Assignment: The whole listing should be written out again exactly.

[[ Given records open ]]

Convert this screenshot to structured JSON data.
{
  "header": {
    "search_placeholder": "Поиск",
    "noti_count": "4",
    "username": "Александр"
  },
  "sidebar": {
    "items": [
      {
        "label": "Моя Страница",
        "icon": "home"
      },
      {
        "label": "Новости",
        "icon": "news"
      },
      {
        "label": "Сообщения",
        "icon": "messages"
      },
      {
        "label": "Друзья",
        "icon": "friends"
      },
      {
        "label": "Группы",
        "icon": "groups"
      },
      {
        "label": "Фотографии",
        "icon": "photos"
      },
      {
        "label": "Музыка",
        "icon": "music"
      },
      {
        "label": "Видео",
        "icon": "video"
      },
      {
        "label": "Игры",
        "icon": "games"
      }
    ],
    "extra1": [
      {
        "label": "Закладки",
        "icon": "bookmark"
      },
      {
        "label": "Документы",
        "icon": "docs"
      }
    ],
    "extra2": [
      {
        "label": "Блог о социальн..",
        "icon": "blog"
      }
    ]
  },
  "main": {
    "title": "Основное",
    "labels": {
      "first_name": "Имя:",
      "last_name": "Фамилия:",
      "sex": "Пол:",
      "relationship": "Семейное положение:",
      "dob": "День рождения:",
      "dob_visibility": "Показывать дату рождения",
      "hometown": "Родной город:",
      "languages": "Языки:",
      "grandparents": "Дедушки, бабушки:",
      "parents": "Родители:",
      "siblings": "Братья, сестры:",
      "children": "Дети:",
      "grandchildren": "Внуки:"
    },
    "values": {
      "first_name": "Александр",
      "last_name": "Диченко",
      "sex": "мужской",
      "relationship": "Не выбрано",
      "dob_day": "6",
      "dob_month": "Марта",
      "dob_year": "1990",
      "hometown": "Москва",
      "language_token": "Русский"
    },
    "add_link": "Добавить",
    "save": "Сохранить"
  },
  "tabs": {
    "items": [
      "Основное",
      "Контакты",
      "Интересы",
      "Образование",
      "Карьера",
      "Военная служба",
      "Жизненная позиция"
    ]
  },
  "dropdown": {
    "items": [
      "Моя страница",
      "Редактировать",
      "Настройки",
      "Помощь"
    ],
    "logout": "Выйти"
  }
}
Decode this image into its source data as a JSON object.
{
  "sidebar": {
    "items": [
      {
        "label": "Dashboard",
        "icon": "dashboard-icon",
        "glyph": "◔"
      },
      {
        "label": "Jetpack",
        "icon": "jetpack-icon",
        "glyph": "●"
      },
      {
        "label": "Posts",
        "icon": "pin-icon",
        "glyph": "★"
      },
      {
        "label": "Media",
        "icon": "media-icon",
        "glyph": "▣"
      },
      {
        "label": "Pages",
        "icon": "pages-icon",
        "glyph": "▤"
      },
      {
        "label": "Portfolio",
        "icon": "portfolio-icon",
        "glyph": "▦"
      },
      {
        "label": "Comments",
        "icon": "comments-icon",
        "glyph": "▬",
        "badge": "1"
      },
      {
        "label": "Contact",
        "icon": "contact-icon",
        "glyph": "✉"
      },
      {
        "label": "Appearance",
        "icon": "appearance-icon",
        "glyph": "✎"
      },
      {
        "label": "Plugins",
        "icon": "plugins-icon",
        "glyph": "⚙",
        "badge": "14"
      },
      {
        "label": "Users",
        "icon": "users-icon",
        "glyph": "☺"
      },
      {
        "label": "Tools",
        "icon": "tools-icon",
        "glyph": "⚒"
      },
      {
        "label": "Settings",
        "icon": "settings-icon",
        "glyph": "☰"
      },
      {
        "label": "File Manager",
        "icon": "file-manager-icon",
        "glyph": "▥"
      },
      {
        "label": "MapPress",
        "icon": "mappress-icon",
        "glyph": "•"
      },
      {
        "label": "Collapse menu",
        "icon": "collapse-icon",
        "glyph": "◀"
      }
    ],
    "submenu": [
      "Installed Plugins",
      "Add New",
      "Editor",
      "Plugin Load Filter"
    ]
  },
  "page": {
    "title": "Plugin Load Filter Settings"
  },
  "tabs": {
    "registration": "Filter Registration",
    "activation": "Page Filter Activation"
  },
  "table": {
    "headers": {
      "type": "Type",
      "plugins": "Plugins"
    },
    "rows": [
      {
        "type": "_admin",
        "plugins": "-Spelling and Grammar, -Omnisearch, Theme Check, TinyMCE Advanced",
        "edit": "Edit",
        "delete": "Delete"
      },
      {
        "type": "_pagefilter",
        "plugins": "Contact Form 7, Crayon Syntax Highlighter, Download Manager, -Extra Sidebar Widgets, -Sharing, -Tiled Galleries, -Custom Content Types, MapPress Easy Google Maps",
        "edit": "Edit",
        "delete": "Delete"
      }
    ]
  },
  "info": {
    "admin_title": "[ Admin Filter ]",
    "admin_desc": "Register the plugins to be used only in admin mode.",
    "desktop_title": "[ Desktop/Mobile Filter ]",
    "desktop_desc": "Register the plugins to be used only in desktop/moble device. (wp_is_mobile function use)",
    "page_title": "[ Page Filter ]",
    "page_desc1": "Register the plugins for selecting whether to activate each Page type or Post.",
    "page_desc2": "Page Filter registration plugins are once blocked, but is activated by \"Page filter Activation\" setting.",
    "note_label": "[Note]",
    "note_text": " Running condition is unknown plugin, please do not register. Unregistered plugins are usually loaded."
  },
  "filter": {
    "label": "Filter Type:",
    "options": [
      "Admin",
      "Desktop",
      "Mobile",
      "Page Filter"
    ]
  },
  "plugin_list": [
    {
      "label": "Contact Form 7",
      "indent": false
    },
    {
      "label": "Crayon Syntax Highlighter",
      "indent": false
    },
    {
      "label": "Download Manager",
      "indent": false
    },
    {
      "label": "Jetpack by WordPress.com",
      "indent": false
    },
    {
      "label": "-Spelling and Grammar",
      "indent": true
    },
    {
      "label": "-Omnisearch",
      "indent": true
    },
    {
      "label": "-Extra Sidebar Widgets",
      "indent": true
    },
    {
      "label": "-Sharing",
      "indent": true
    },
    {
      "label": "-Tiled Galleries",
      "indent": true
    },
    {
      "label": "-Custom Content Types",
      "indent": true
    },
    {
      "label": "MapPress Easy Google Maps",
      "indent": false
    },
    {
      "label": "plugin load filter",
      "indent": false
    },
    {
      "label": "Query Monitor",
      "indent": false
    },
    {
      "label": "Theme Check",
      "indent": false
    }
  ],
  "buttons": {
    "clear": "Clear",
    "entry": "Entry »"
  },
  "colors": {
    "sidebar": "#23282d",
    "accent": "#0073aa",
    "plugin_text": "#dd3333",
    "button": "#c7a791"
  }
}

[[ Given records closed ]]

Your response:
Convert this screenshot to structured JSON data.
{
  "header": {
    "search_placeholder": "Поиск",
    "noti_count": "4",
    "username": "Александр"
  },
  "sidebar": {
    "items": [
      {
        "label": "Моя Страница",
        "icon": "home"
      },
      {
        "label": "Новости",
        "icon": "news"
      },
      {
        "label": "Сообщения",
        "icon": "messages"
      },
      {
        "label": "Друзья",
        "icon": "friends"
      },
      {
        "label": "Группы",
        "icon": "groups"
      },
      {
        "label": "Фотографии",
        "icon": "photos"
      },
      {
        "label": "Музыка",
        "icon": "music"
      },
      {
        "label": "Видео",
        "icon": "video"
      },
      {
        "label": "Игры",
        "icon": "games"
      }
    ],
    "extra1": [
      {
        "label": "Закладки",
        "icon": "bookmark"
      },
      {
        "label": "Документы",
        "icon": "docs"
      }
    ],
    "extra2": [
      {
        "label": "Блог о социальн..",
        "icon": "blog"
      }
    ]
  },
  "main": {
    "title": "Основное",
    "labels": {
      "first_name": "Имя:",
      "last_name": "Фамилия:",
      "sex": "Пол:",
      "relationship": "Семейное положение:",
      "dob": "День рождения:",
      "dob_visibility": "Показывать дату рождения",
      "hometown": "Родной город:",
      "languages": "Языки:",
      "grandparents": "Дедушки, бабушки:",
      "parents": "Родители:",
      "siblings": "Братья, сестры:",
      "children": "Дети:",
      "grandchildren": "Внуки:"
    },
    "values": {
      "first_name": "Александр",
      "last_name": "Диченко",
      "sex": "мужской",
      "relationship": "Не выбрано",
      "dob_day": "6",
      "dob_month": "Марта",
      "dob_year": "1990",
      "hometown": "Москва",
      "language_token": "Русский"
    },
    "add_link": "Добавить",
    "save": "Сохранить"
  },
  "tabs": {
    "items": [
      "Основное",
      "Контакты",
      "Интересы",
      "Образование",
      "Карьера",
      "Военная служба",
      "Жизненная позиция"
    ]
  },
  "dropdown": {
    "items": [
      "Моя страница",
      "Редактировать",
      "Настройки",
      "Помощь"
    ],
    "logout": "Выйти"
  }
}
Decode this image into its source data as a JSON object.
{
  "sidebar": {
    "items": [
      {
        "label": "Dashboard",
        "icon": "dashboard-icon",
        "glyph": "◔"
      },
      {
        "label": "Jetpack",
        "icon": "jetpack-icon",
        "glyph": "●"
      },
      {
        "label": "Posts",
        "icon": "pin-icon",
        "glyph": "★"
      },
      {
        "label": "Media",
        "icon": "media-icon",
        "glyph": "▣"
      },
      {
        "label": "Pages",
        "icon": "pages-icon",
        "glyph": "▤"
      },
      {
        "label": "Portfolio",
        "icon": "portfolio-icon",
        "glyph": "▦"
      },
      {
        "label": "Comments",
        "icon": "comments-icon",
        "glyph": "▬",
        "badge": "1"
      },
      {
        "label": "Contact",
        "icon": "contact-icon",
        "glyph": "✉"
      },
      {
        "label": "Appearance",
        "icon": "appearance-icon",
        "glyph": "✎"
      },
      {
        "label": "Plugins",
        "icon": "plugins-icon",
        "glyph": "⚙",
        "badge": "14"
      },
      {
        "label": "Users",
        "icon": "users-icon",
        "glyph": "☺"
      },
      {
        "label": "Tools",
        "icon": "tools-icon",
        "glyph": "⚒"
      },
      {
        "label": "Settings",
        "icon": "settings-icon",
        "glyph": "☰"
      },
      {
        "label": "File Manager",
        "icon": "file-manager-icon",
        "glyph": "▥"
      },
      {
        "label": "MapPress",
        "icon": "mappress-icon",
        "glyph": "•"
      },
      {
        "label": "Collapse menu",
        "icon": "collapse-icon",
        "glyph": "◀"
      }
    ],
    "submenu": [
      "Installed Plugins",
      "Add New",
      "Editor",
      "Plugin Load Filter"
    ]
  },
  "page": {
    "title": "Plugin Load Filter Settings"
  },
  "tabs": {
    "registration": "Filter Registration",
    "activation": "Page Filter Activation"
  },
  "table": {
    "headers": {
      "type": "Type",
      "plugins": "Plugins"
    },
    "rows": [
      {
        "type": "_admin",
        "plugins": "-Spelling and Grammar, -Omnisearch, Theme Check, TinyMCE Advanced",
        "edit": "Edit",
        "delete": "Delete"
      },
      {
        "type": "_pagefilter",
        "plugins": "Contact Form 7, Crayon Syntax Highlighter, Download Manager, -Extra Sidebar Widgets, -Sharing, -Tiled Galleries, -Custom Content Types, MapPress Easy Google Maps",
        "edit": "Edit",
        "delete": "Delete"
      }
    ]
  },
  "info": {
    "admin_title": "[ Admin Filter ]",
    "admin_desc": "Register the plugins to be used only in admin mode.",
    "desktop_title": "[ Desktop/Mobile Filter ]",
    "desktop_desc": "Register the plugins to be used only in desktop/moble device. (wp_is_mobile function use)",
    "page_title": "[ Page Filter ]",
    "page_desc1": "Register the plugins for selecting whether to activate each Page type or Post.",
    "page_desc2": "Page Filter registration plugins are once blocked, but is activated by \"Page filter Activation\" setting.",
    "note_label": "[Note]",
    "note_text": " Running condition is unknown plugin, please do not register. Unregistered plugins are usually loaded."
  },
  "filter": {
    "label": "Filter Type:",
    "options": [
      "Admin",
      "Desktop",
      "Mobile",
      "Page Filter"
    ]
  },
  "plugin_list": [
    {
      "label": "Contact Form 7",
      "indent": false
    },
    {
      "label": "Crayon Syntax Highlighter",
      "indent": false
    },
    {
      "label": "Download Manager",
      "indent": false
    },
    {
      "label": "Jetpack by WordPress.com",
      "indent": false
    },
    {
      "label": "-Spelling and Grammar",
      "indent": true
    },
    {
      "label": "-Omnisearch",
      "indent": true
    },
    {
      "label": "-Extra Sidebar Widgets",
      "indent": true
    },
    {
      "label": "-Sharing",
      "indent": true
    },
    {
      "label": "-Tiled Galleries",
      "indent": true
    },
    {
      "label": "-Custom Content Types",
      "indent": true
    },
    {
      "label": "MapPress Easy Google Maps",
      "indent": false
    },
    {
      "label": "plugin load filter",
      "indent": false
    },
    {
      "label": "Query Monitor",
      "indent": false
    },
    {
      "label": "Theme Check",
      "indent": false
    }
  ],
  "buttons": {
    "clear": "Clear",
    "entry": "Entry »"
  },
  "colors": {
    "sidebar": "#23282d",
    "accent": "#0073aa",
    "plugin_text": "#dd3333",
    "button": "#c7a791"
  }
}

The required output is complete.